Saint John Climacus
Saint John, whose national origin remains unknown, was called Climacus because of a treatise he wrote called The Ladder (Climax) of Paradise.
He made such progress in learning as a disciple of Saint Gregory Nazianzen that while still young, he was called the Scholastic.
At the age of sixteen he turned from the brilliant future which lay before him, and retired to Mount Sinai, where he was placed under the direction of a holy monk named Martyrius.
Once that religious journeyed to Antioch and took the young John with him; they visited Saint Anastasius, a future Patriarch of Antioch, and the Saint asked Martyrius who it was who had given the habit to this novice?
Hearing that it was Martyrius himself, he replied, And who would have said that you gave the habit to an Abbot of Mount Sinai?
Another religious, a solitary, made the same prediction on a similar visit, and washed the feet of the one who would some day be Abbot of Mount Sinai.
Never was there a novice more fervent, more unrelenting in his efforts for self-mastery. On the death of his director, when John was about thirty-five years old, he withdrew into a deeper solitude, where he studied the lives and writings of the Saints and was raised to an unusual height of contemplation.
There he remained for forty years, making, however, a visit to the solitaries of Egypt for his instruction and inspiration.
The fame of his holiness and practical wisdom drew crowds around him for advice and consolation.
In the year 600, when he had reached the age of seventy-five, he was chosen as Abbot of Mount Sinai by a unanimous vote of the Sinai religious, who said they had placed the light upon its lampstand.

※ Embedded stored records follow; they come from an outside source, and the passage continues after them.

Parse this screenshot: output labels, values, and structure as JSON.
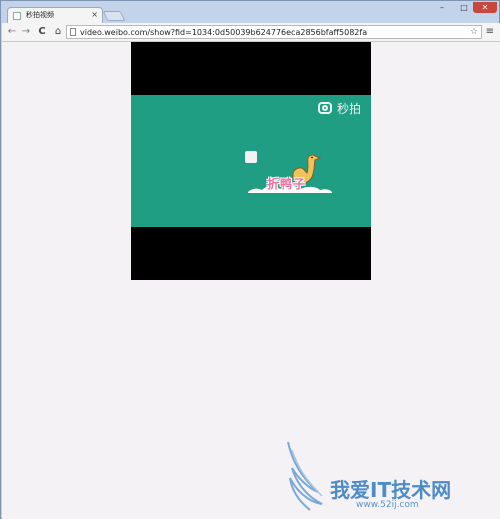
{
  "tab": {
    "title": "秒拍视频",
    "close": "×"
  },
  "window": {
    "minimize": "–",
    "maximize": "□",
    "close": "✕"
  },
  "toolbar": {
    "back": "←",
    "forward": "→",
    "reload": "C",
    "home": "⌂",
    "url": "video.weibo.com/show?fid=1034:0d50039b624776eca2856bfaff5082fa",
    "star": "☆",
    "menu": "≡"
  },
  "video": {
    "brand_label": "秒拍",
    "logo_text": "折鸭子"
  },
  "watermark": {
    "text": "我爱IT技术网",
    "sub": "www.52ij.com"
  },
  "colors": {
    "video_bg": "#1f9e83",
    "page_bg": "#f4f2f5",
    "watermark": "#4d8cc7"
  }
}
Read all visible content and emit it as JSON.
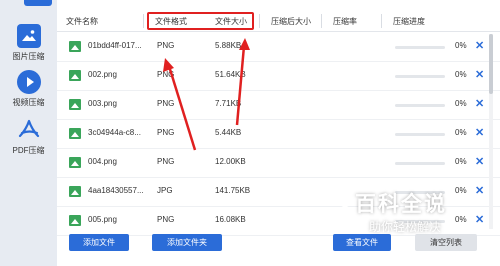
{
  "sidebar": {
    "items": [
      {
        "label": "图片压缩",
        "icon": "image-icon"
      },
      {
        "label": "视频压缩",
        "icon": "play-icon"
      },
      {
        "label": "PDF压缩",
        "icon": "pdf-icon"
      }
    ]
  },
  "table": {
    "headers": [
      "文件名称",
      "文件格式",
      "文件大小",
      "压缩后大小",
      "压缩率",
      "压缩进度"
    ],
    "rows": [
      {
        "name": "01bdd4ff-017...",
        "format": "PNG",
        "size": "5.88KB",
        "progress": "0%"
      },
      {
        "name": "002.png",
        "format": "PNG",
        "size": "51.64KB",
        "progress": "0%"
      },
      {
        "name": "003.png",
        "format": "PNG",
        "size": "7.71KB",
        "progress": "0%"
      },
      {
        "name": "3c04944a-c8...",
        "format": "PNG",
        "size": "5.44KB",
        "progress": "0%"
      },
      {
        "name": "004.png",
        "format": "PNG",
        "size": "12.00KB",
        "progress": "0%"
      },
      {
        "name": "4aa18430557...",
        "format": "JPG",
        "size": "141.75KB",
        "progress": "0%"
      },
      {
        "name": "005.png",
        "format": "PNG",
        "size": "16.08KB",
        "progress": "0%"
      }
    ],
    "progress_values": [
      0,
      0,
      0,
      0,
      0,
      0,
      0
    ],
    "delete_glyph": "✕"
  },
  "buttons": {
    "add_file": "添加文件",
    "add_folder": "添加文件夹",
    "view_file": "查看文件",
    "clear_list": "清空列表"
  },
  "watermark": {
    "title": "百科全说",
    "subtitle": "助你轻松解决"
  },
  "colors": {
    "accent": "#2b6cd8",
    "annotation": "#e02020",
    "thumb": "#3aa55a"
  }
}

On the day of his installation, six hundred pilgrims came to Saint Catherine’s Monastery, and he performed all the offices of an excellent hotel-master; but at the hour of dinner, he could not be found to share the meal with them.
For four years, said his biographer, a monk of the monastery of Raithe, he dwelt on the mountain of God, and drew from the splendid treasure of his heart priceless riches of doctrine which he poured forth with wondrous abundance and benediction.
He was induced by a brother abbot to write the rules by which he had guided his life; and the book which he had already begun, The Ladder, detailing thirty degrees of advancement in the pursuit of perfection, has been prized in all ages for its wisdom, clearness, and unction.
At the end of that time, he retired again to his solitude, where he died the following year, as he had foretold.
(SOURCE: Les Petits Bollandistes: Vies des Saints, by Msgr. Paul Guérin (Bloud et Barral: Paris, 1882), Vol. 4)